Content starts

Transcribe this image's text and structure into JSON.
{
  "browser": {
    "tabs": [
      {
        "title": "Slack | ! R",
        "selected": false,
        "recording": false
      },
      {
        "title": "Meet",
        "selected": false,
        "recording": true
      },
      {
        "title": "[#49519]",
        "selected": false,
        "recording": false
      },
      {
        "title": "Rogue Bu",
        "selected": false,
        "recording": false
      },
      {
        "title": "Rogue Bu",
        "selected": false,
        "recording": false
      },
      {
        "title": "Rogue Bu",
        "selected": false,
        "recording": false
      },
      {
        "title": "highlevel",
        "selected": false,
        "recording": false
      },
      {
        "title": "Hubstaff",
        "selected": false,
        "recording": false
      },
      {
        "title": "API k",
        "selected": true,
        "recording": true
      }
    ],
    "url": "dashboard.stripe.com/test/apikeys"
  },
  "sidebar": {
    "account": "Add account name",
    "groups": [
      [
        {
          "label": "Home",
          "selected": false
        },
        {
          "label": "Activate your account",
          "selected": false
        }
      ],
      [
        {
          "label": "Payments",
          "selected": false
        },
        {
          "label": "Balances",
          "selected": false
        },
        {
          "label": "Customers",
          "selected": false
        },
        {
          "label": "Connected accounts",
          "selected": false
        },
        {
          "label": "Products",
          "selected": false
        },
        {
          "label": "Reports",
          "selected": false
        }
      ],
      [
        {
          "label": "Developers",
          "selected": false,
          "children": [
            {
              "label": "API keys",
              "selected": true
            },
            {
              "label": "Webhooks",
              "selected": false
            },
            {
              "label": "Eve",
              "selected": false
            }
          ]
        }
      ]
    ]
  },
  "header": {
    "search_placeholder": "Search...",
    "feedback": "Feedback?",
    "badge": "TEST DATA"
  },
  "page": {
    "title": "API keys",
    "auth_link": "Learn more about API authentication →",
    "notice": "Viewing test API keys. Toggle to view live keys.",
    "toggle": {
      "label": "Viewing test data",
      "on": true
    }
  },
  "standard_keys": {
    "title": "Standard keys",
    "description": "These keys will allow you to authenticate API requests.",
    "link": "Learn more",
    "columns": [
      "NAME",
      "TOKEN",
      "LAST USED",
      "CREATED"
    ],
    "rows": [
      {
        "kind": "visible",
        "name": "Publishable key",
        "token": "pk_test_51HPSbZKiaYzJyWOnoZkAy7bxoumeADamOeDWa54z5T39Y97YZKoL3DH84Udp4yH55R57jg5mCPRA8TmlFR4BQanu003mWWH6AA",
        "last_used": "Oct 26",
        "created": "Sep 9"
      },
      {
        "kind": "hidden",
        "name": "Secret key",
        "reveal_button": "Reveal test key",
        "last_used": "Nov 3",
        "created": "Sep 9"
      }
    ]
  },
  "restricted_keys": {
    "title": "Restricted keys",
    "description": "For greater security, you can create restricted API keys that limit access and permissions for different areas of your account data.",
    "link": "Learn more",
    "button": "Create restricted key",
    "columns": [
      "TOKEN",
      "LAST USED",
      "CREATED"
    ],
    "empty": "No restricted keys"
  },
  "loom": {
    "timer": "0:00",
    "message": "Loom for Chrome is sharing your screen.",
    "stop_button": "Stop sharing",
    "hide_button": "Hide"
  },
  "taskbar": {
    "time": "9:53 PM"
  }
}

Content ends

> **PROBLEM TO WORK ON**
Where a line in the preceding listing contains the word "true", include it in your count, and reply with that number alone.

> **WRITTEN SOLUTION**
5